The "Intelligent Vehicle Transport" system is on delivery duties at Nissan's Oppama, Japan plant.
Driverless delivery vehicles have been working in car factories for years, but they're guided by embedded rails or magnetic tape, which is costly to install, and restricts the vehicle’s movement. Nissan, though, has come up with a new system dubbed Intelligent Vehicle Transport that seems to solve those problems.
If you’re thinking the IVT system looks a lot like a Nissan Leaf hooked up to a trailer, you’re exactly right. The Leaf in question is outfitted with an array of cameras and sensors that allow it to drive autonomously, though it still looks rather strained in the images here.
Testing has been underway at Oppama for a year or so, the team of IVTs completing over 1,600 test runs in all conditions and at every time of day.
A number of test Leafs are being used at Nissan’s vast production facility in Oppama, Japan to transport finished vehicles from the production line to quayside storage areas - a job usually done by a team of drivers. Up to three cars can be towed at a time to their designated storage area, where a human unloads and parks them.
By cross-referencing data from the sensors with map data, the car knows exactly where it is and where it is going. It stops for hazards, and the system can determine right of way when two IVTs meet. If all else fails, the Leaf can be shut down remotely from the central control room.
Testing has been underway at Oppama for a year or so, the team of IVTs completing over 1,600 test runs in all conditions and at every time of day. Much of the work has gone into developing the safety and fail-safe systems.
Testing will go on while Nissan evaluates whether or not the IVT system can be implemented at its other plants around the world.
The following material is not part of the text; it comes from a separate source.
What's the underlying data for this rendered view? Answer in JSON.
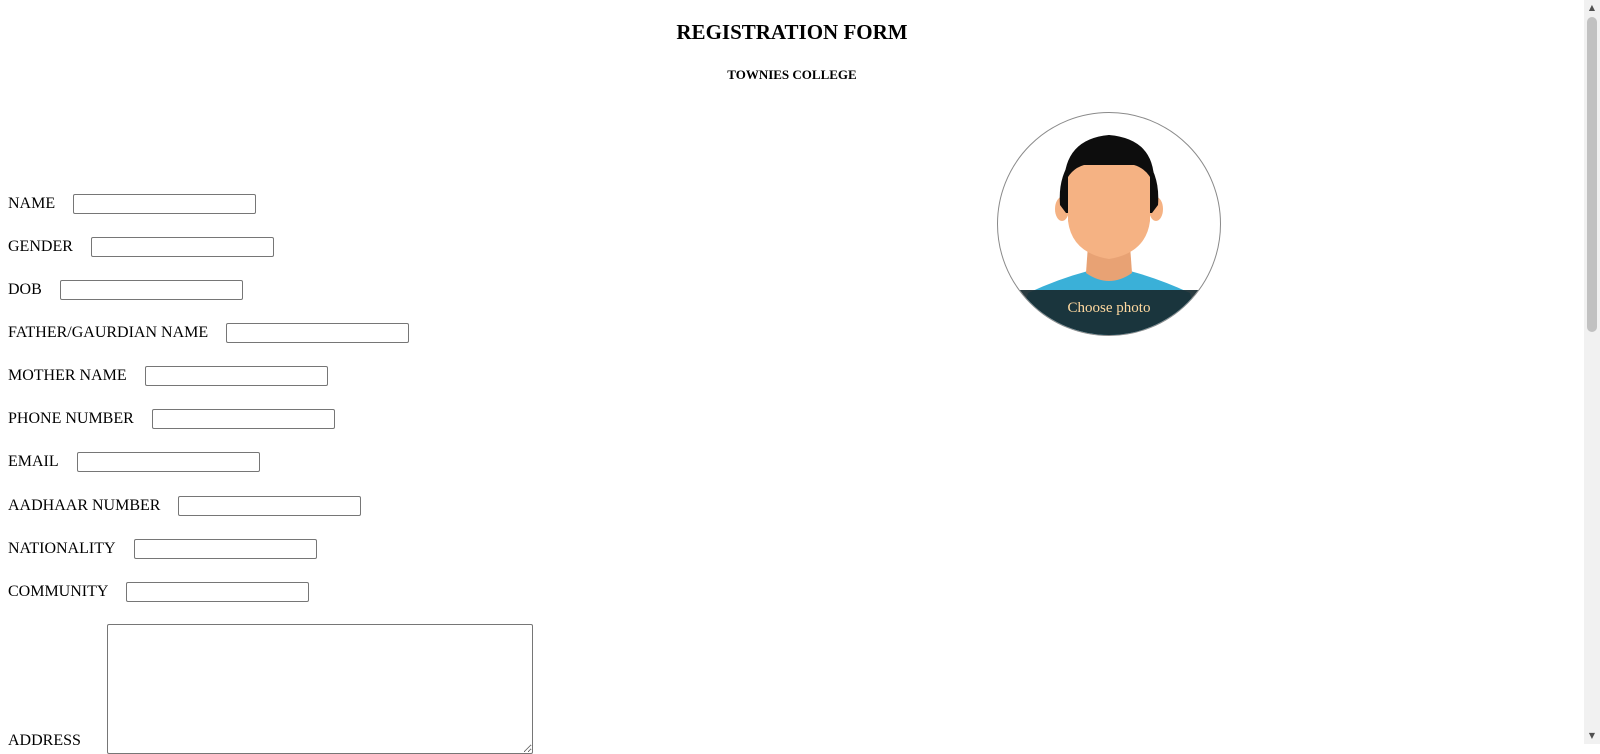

Earlier this year, Nissan launched its ProPilot “single-lane” autonomous driving system on the latest Japanese-market Serena minivan.